How long will a harmonica last?
Generally a harmonica will last for years. It is according to how well you clean it and how hard you play it. All of them will eventually get out of tune from metal fatigue to the reeds. I have "blown out" many harmonicas in one night from extremely hard bending of the notes.
The easiest way to learn is to listen to (and play along with) recordings. Harmonics are tuned in standard tuning and can't be changed. The first problem you will encounter is that a recording doesn't play in standard tuning, and out-of-tune is not good! Perhaps the recording was not recorded in standard tuning (common on older recordings) or, more likely, your player doesn't run at standard speed. Turntables and cassette players (all analog players) are famous for not running at standard speed. Some expensive turntables have speed correction, so this can be corrected. Thankfully we now have digital recording, so CDs are usually best for practicing. With your computer you can even correct or change tuning on CDs! Hint: Play a recording at half speed to figure out those intricate licks!
Show up at the local jam session or fiddlers convention with harmonicas in your pocket ... The other musicians will seldom be tuned standard! If you want to play along be prepared to ask them to tune standard! You might want to invest in a guitar tuner to help them! I have always loved playing Bluegrass and Gospel music. It's rythm oriented and a harmonica adds sooooo much! Since accoustic instruments (especially guitars) usually sound brighter when tuned above standard, you will often find the band tuned 1/4 tone above standard!

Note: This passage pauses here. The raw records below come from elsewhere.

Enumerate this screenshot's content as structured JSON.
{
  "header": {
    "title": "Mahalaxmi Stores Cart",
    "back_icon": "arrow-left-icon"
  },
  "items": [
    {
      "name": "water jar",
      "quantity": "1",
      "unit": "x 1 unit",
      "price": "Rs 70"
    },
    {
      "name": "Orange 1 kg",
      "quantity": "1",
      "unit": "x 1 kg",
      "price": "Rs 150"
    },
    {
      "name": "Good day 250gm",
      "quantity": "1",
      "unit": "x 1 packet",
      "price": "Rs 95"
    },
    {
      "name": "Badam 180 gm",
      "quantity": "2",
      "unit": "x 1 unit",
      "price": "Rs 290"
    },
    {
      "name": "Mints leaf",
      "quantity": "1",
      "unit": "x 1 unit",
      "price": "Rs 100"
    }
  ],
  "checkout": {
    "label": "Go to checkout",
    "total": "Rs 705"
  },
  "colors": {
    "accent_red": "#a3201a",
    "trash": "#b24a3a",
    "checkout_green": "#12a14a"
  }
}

At first you may have difficulty determining the song key. If you are playing with a band, simply ask the key. If you are playing along with a recording, you may use trial & error until you find the key. With a keyboard or guitar you can slide until you find the right key. At any rate this will come easily with a little practice. Just remember that the harmonica you want to use is 5 half tones above the song key!
Get out your harmonicas and go on to some practice licks (music is in tune).